A realignment has just begun to appear. In 2013's seven-month average of seasonally adjusted housing starts, the market has climbed 16.8 percent over 2012. Trucks are on a similar up slope, up 22.6 percent in sales through July.
Still, the housing recovery has been uneven. For starters, Merkle noted, it's hardly an accurate portrait in a still-shaky economy of demand for new homes.
"When you look at the data, it shows that there was a point, and that was in, oh, early in 2010, shall we say, when we saw housing starts recover," he said. "But [that was] because of what the government was doing with home-buyer tax credits and programs that the government had in place at that time."
Energy Boom, Lifestyle Return
Enter Joe Langley, a principal analyst at research firm IHS. Langley said that in places like North Dakota — where oil fracking helped the economy grow in 2012 at five times the national rate — the energy boom fueled pickup sales long before the housing recovery gained speed. So did an agriculture boom: U.S. farmers earned a record $109 billion in 2011; from 2009 to 2012, farm-equipment manufacturer John Deere piled on 60 percent in overall revenue.
"Pickup trucks boomed before housing even came back," Langley said. "Housing's only become a story in the past six months, nine months or so. What really helped the pickup sales in the early part of the recession recovery, from late 2009 to 2010 and 2011, was the energy sector, energy and agriculture. Those two sectors of the economy were really beginning to boom, and they also rely heavily on pickup trucks."
Now that housing has caught up, the tailwind for pickups has reached gale force. And businesses aren't the only ones driving it. Bob Hegbloom, who directs Chrysler's Ram brand, noted that industry sales to small businesses have increased just 15 percent in 2013. That's well below full-size pickups' 22.6 percent gain.

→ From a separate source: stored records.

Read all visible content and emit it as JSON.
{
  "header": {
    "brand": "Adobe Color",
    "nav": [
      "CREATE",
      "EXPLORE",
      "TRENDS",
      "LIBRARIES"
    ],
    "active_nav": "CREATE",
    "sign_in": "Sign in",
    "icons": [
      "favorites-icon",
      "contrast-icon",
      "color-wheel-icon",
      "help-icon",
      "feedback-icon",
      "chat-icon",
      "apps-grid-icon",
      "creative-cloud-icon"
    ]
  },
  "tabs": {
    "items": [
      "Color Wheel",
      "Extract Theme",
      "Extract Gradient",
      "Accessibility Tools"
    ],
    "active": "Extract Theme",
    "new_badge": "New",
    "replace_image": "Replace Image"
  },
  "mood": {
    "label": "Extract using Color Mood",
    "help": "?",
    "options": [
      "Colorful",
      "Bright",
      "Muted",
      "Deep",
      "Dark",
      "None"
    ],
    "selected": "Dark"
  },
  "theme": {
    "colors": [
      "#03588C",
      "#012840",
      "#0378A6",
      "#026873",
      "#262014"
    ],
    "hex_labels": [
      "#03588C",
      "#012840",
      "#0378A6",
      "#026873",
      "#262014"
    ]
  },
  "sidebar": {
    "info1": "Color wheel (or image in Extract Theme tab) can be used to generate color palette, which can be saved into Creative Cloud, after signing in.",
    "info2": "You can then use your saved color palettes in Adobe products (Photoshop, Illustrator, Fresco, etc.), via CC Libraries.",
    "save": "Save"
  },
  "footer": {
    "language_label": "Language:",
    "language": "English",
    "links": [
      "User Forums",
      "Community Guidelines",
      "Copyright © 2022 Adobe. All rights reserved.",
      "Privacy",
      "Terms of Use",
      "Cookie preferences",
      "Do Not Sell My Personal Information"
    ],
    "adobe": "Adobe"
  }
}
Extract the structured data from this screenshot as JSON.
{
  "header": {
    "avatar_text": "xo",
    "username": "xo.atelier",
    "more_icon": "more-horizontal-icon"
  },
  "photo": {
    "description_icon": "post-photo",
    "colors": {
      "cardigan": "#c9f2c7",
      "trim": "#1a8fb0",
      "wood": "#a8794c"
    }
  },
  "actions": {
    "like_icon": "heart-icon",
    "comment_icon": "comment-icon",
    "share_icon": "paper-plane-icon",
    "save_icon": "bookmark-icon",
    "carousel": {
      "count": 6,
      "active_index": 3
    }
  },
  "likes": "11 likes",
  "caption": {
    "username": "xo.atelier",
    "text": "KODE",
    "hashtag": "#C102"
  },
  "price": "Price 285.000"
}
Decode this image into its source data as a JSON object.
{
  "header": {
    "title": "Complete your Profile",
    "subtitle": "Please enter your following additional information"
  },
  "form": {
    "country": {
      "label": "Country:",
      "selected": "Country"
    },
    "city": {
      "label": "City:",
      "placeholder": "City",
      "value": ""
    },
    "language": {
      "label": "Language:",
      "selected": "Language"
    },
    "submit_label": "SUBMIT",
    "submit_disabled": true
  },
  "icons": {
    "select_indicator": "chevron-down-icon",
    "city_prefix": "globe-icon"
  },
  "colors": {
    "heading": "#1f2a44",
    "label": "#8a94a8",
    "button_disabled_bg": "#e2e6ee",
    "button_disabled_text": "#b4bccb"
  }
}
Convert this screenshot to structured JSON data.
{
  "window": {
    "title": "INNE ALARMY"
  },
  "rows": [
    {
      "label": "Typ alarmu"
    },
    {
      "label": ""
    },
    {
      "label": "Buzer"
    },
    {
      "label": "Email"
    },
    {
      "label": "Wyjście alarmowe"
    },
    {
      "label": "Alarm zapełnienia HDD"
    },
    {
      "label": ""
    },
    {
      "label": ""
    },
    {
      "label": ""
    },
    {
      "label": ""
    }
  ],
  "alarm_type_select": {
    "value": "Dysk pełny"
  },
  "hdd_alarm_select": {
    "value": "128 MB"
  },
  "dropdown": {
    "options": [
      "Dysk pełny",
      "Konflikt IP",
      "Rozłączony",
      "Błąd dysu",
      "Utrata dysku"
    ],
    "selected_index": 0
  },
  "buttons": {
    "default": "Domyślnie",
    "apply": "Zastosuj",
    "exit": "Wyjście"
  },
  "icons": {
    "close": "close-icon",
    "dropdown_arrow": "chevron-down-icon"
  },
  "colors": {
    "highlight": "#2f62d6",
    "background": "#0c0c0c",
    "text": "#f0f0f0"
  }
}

"The small-business side of it is very important, obviously," Hegbloom said. "You get into heavy-duty trucks, you get into what they use these vehicles for, [and] it's very important. But it's not driving everything. Here you can see there's another 8 percent lift in the overall truck segment."
Who's picking up the slack? The so-called "lifestyle" buyer.
GMC's Bakowski noted that "maybe a disproportionately high" chunk of the 2.5 million lost pickup sales from the segment's halcyon years came from lifestyle shoppers who left the segment. But they're still around. After all, a quarter of all light-duty pickup owners never tow a thing, he said.
Even if you do, Ford's Merkle added, you may still be a lifestyle buyer.
"A lot of those folks are not necessarily as big a part of this segment as they may have been, say, eight years ago," Merkle said. But "there is still a purpose for the truck nowadays. You might be pulling a powerboat or a trailer, but I would argue that that's a lifestyle. You're not going to pull it with a car. You're going to need a truck."
More Features, Higher Prices
And a nice truck at that. Sixteen percent of Ram 1500s are well-equipped Laramie or Laramie Longhorn editions, and 22 percent of Ram HDs are Longhorns, Chrysler's Hegbloom said. "If you take a 3500 Laramie Longhorn with the diesel and the dual [rear] wheels, that's a $65,000-plus truck, and they're flying off the shelves," he added.
Well-equipped trims are sprouting like spring poppies, from Ford's King Ranch and Ram's Laramie Longhorn to Toyota's 1794 Edition and Chevrolet's High Country.
Automakers love it. IHS' Langley noted that profit margins on optioned-out pickups are enormous. How big? Try as much as $10,000, which is what The New York Times, citing analysts, said in 2012 that automakers can make off a single pickup sale.
It's no wonder that with improving truck sales come improving profits. Ford and Chrysler turned in higher second-quarter profits this year, and even GM, whose profits fell from the year-ago quarter, posted its 14th straight quarter in the black.
Housing Still Matters
At the heart of the pickup recovery, experts agree that housing will be the lasting driver, and a warming recovery gives reason for optimism.
As "the housing market continues to grow, it will continue to fuel the economy," Ram's Hegbloom said.